18. It may be that the defendants had, to the knowledge of the plaintiffs, asserted on the death of Ram Katori that they were entitled to the property in dispute on the basis of the will executed by Ram Katori and that according to them the plaintiffs were not its owners, this denial by itself did not amount to an unequivocal threat by them to infringe with the rights of the plaintiffs who admittedly were in possession of the property after Ram Katori's death. As observed by the Supreme Court in Rukhma Bai's case (supra) the threat which results in accrual of a right to file a suit must be an unequivocal threat to infringe the right asserted by the plaintiff in the suit. The real threat to infringe the rights of the plaintiffs, in the circumstances of the case, arose when the defendants successfully obtained probate of the wilt on 26th Oct., 1961 and there was a likelihood that in pursuance of that probate they would take steps to interfere with the rights of the plaintiffs. In the circumstances the suit for declaration filed by the plaintiffs within 6 years of 26th Oct. 1961 was well within the period of limitation.
19. Learned counsel for the appellant then contended that as the plaintiffs themselves had mentioned in the plaint that the cause of action for filing the suit had accrued on 30th Oct., 1955 they should not be permitted to go behind that statement and to claim limi-ation from the date on which the defendant had obtained the probate from the Court of District Judge, Meerut.

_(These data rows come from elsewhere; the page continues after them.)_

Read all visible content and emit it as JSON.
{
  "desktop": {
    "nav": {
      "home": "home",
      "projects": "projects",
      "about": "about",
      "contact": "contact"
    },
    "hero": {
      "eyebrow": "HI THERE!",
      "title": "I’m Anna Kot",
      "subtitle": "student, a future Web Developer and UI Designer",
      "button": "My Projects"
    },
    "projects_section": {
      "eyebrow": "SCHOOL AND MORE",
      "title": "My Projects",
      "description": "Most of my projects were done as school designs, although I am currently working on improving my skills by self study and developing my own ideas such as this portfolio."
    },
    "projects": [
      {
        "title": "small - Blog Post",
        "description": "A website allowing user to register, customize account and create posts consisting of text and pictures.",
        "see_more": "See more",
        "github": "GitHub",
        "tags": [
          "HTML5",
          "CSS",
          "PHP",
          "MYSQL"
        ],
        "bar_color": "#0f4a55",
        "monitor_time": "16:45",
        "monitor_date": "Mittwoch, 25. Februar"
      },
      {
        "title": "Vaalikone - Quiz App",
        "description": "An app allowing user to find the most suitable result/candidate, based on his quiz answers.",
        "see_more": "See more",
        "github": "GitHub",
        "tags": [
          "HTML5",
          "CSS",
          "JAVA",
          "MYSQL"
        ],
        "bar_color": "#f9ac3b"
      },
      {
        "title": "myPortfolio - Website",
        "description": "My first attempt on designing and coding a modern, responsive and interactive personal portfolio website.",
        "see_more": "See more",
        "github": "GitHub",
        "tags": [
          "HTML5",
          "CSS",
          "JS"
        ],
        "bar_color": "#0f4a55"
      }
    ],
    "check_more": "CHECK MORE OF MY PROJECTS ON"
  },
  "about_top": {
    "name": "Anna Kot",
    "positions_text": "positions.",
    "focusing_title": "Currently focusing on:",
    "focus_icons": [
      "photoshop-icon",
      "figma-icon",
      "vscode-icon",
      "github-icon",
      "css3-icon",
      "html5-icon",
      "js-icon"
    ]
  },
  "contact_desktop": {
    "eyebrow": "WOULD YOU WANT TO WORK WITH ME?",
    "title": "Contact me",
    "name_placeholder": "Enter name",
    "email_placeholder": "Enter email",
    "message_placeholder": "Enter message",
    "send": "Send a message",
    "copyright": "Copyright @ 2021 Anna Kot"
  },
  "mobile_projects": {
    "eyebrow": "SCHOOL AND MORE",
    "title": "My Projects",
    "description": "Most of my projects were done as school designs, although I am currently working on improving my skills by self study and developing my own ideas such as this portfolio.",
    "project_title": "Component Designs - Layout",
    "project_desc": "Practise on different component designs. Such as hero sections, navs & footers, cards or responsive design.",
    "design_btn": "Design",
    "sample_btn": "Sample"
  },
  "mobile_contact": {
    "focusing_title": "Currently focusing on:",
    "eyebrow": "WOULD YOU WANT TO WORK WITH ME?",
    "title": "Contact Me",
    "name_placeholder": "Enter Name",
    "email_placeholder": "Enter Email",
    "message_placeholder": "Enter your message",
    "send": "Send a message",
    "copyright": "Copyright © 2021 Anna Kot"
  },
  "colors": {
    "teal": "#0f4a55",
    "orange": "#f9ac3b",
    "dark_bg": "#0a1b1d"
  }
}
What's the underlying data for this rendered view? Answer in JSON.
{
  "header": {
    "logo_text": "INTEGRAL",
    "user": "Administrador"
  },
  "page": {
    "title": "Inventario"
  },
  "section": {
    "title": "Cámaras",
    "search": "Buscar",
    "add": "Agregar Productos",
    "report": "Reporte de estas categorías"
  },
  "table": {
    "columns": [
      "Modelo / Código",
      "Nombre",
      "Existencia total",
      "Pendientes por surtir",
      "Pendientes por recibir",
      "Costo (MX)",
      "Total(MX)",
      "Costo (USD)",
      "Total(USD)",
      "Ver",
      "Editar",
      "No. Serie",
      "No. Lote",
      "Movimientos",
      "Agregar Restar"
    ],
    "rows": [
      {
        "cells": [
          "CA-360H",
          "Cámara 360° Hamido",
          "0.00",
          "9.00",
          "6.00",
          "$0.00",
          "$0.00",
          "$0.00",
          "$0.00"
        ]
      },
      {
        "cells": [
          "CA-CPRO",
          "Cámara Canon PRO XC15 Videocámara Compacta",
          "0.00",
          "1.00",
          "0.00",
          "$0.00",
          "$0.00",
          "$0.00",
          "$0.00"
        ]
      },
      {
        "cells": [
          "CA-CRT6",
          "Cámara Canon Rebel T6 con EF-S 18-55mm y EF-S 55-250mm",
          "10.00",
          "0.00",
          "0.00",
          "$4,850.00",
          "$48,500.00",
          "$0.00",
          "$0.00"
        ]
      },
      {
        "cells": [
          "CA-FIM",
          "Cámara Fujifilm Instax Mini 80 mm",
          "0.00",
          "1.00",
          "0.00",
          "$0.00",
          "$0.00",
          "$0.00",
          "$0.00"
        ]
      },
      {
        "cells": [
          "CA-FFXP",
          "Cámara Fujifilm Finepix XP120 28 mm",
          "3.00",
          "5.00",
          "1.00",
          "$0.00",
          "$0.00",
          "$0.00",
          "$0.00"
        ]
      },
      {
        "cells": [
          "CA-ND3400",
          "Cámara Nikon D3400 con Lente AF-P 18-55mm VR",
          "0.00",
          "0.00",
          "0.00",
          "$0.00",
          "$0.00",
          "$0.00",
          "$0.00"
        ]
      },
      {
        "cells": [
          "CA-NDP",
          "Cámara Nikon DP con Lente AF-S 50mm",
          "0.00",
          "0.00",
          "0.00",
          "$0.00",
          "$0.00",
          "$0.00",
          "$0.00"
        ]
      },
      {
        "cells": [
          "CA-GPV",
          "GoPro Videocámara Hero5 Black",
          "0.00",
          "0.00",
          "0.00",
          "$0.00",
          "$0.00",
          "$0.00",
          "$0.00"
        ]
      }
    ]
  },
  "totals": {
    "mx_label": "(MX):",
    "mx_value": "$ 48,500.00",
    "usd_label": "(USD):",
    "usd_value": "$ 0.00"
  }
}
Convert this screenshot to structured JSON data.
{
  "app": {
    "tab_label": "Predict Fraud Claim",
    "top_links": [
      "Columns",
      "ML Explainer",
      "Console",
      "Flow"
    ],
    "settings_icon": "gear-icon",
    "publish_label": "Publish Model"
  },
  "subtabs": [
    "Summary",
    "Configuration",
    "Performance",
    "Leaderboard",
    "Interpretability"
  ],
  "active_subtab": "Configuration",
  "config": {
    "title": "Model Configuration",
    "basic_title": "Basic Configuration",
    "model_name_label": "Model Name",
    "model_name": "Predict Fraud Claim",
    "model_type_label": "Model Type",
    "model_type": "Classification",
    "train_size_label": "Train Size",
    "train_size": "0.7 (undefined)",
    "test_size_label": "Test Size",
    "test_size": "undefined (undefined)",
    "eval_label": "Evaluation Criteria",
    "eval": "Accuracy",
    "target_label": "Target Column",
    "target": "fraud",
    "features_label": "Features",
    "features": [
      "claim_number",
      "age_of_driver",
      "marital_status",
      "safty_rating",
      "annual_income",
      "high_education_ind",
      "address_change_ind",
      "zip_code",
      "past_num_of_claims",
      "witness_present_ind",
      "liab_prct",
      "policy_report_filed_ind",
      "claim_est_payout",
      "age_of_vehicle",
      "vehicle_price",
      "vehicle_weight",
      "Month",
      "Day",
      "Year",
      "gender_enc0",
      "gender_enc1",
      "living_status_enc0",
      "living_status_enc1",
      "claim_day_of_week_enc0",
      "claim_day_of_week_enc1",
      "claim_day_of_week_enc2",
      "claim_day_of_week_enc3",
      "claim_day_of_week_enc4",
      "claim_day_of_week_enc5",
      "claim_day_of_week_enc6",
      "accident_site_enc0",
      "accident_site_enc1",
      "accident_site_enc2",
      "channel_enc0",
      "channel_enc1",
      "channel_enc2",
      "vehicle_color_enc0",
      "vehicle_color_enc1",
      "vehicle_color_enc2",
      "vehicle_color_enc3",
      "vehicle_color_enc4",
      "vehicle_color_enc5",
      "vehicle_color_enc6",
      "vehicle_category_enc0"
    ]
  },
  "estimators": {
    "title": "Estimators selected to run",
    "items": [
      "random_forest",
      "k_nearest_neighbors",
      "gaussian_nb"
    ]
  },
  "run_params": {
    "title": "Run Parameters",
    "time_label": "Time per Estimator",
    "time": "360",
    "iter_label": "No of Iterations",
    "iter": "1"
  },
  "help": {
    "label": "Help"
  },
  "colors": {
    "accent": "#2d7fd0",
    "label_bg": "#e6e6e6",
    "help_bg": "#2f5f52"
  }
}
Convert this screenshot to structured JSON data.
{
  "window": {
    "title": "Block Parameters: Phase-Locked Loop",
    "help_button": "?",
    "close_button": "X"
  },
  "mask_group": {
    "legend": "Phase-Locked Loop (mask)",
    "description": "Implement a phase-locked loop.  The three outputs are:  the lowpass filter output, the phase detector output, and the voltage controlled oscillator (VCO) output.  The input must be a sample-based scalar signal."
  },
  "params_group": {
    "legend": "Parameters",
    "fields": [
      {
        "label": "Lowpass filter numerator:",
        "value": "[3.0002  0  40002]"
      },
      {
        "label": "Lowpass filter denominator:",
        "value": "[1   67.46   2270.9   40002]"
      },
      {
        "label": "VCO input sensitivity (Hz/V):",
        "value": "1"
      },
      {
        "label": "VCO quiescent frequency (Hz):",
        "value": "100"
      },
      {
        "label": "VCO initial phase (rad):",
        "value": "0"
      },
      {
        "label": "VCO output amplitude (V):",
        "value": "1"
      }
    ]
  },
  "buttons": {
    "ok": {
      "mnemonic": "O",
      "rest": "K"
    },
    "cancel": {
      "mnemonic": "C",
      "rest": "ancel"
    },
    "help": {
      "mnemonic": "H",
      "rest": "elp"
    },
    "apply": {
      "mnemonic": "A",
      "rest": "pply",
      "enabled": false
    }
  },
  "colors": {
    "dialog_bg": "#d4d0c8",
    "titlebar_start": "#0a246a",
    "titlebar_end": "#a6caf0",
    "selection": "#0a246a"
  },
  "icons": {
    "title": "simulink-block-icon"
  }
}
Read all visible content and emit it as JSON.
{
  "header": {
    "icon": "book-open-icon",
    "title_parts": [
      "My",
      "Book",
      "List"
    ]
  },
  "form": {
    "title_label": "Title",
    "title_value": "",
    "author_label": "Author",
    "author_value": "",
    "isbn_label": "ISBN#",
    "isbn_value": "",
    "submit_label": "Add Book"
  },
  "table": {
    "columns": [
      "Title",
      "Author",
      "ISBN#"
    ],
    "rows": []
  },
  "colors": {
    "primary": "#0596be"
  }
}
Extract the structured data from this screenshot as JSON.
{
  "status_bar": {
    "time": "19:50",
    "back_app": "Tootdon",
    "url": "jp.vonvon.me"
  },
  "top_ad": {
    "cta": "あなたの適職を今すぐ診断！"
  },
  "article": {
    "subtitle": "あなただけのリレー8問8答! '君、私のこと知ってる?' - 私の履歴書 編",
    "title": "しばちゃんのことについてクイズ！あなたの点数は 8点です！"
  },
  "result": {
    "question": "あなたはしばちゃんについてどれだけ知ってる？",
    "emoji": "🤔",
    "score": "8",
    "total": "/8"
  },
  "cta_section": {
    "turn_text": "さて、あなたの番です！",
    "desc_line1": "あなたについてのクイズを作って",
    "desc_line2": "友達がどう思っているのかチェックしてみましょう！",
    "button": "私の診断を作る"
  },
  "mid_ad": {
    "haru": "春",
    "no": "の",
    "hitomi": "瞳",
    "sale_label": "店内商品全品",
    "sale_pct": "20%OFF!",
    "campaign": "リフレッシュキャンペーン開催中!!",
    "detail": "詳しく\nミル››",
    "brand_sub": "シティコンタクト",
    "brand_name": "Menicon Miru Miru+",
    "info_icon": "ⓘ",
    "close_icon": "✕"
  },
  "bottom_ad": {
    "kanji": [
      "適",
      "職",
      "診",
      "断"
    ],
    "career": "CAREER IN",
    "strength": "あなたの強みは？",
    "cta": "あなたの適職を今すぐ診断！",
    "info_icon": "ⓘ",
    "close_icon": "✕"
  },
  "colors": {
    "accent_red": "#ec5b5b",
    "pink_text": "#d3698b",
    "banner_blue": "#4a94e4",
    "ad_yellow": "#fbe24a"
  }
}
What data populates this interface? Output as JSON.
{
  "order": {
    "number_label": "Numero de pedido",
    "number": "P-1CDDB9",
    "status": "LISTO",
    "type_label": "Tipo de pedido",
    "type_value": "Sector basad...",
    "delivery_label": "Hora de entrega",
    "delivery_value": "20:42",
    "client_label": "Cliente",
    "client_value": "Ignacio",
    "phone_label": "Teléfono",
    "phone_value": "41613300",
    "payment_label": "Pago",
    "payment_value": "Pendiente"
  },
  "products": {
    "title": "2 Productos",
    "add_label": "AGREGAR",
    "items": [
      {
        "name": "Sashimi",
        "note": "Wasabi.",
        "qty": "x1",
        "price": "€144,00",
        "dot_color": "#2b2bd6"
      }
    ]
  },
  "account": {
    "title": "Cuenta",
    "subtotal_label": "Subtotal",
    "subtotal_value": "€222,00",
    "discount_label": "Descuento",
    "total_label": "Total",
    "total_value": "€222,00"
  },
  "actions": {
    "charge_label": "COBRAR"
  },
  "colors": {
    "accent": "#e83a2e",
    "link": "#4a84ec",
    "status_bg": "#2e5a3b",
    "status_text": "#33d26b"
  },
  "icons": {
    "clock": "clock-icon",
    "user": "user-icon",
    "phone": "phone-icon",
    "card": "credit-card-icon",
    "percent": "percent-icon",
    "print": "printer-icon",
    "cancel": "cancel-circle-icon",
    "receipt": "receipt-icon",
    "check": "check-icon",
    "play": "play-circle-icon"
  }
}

We are unable to accept this submission. As held by the Lahore High Court in the case of Fateh Ali Shah v. Mohammad Baksh AIR 1928 Lah 516 that in computing the period of limitation the plaint has to be, with a view to find out the date on which the cause of action accrued read as a whole and that the plaintiffs cannot be tied down to the date of cause of action mentioned in the plaint. In the instant case, we find that the plaint read as a whole and specially paras 12 and 13 thereof, indicates that according to the plaintiffs threat of infringement of their rights arose when on 28-10-1961 the defendants successfully obtained the probate of the will dated 26th Oct., 1955, executed by Ram Katori, from the Court of the District Judge, Meerut. The suit filed within 6 years of that date was, therefore, clearly within limitation.
20. In the result, we find no merit in the present appeal which fails and is dismissed with costs.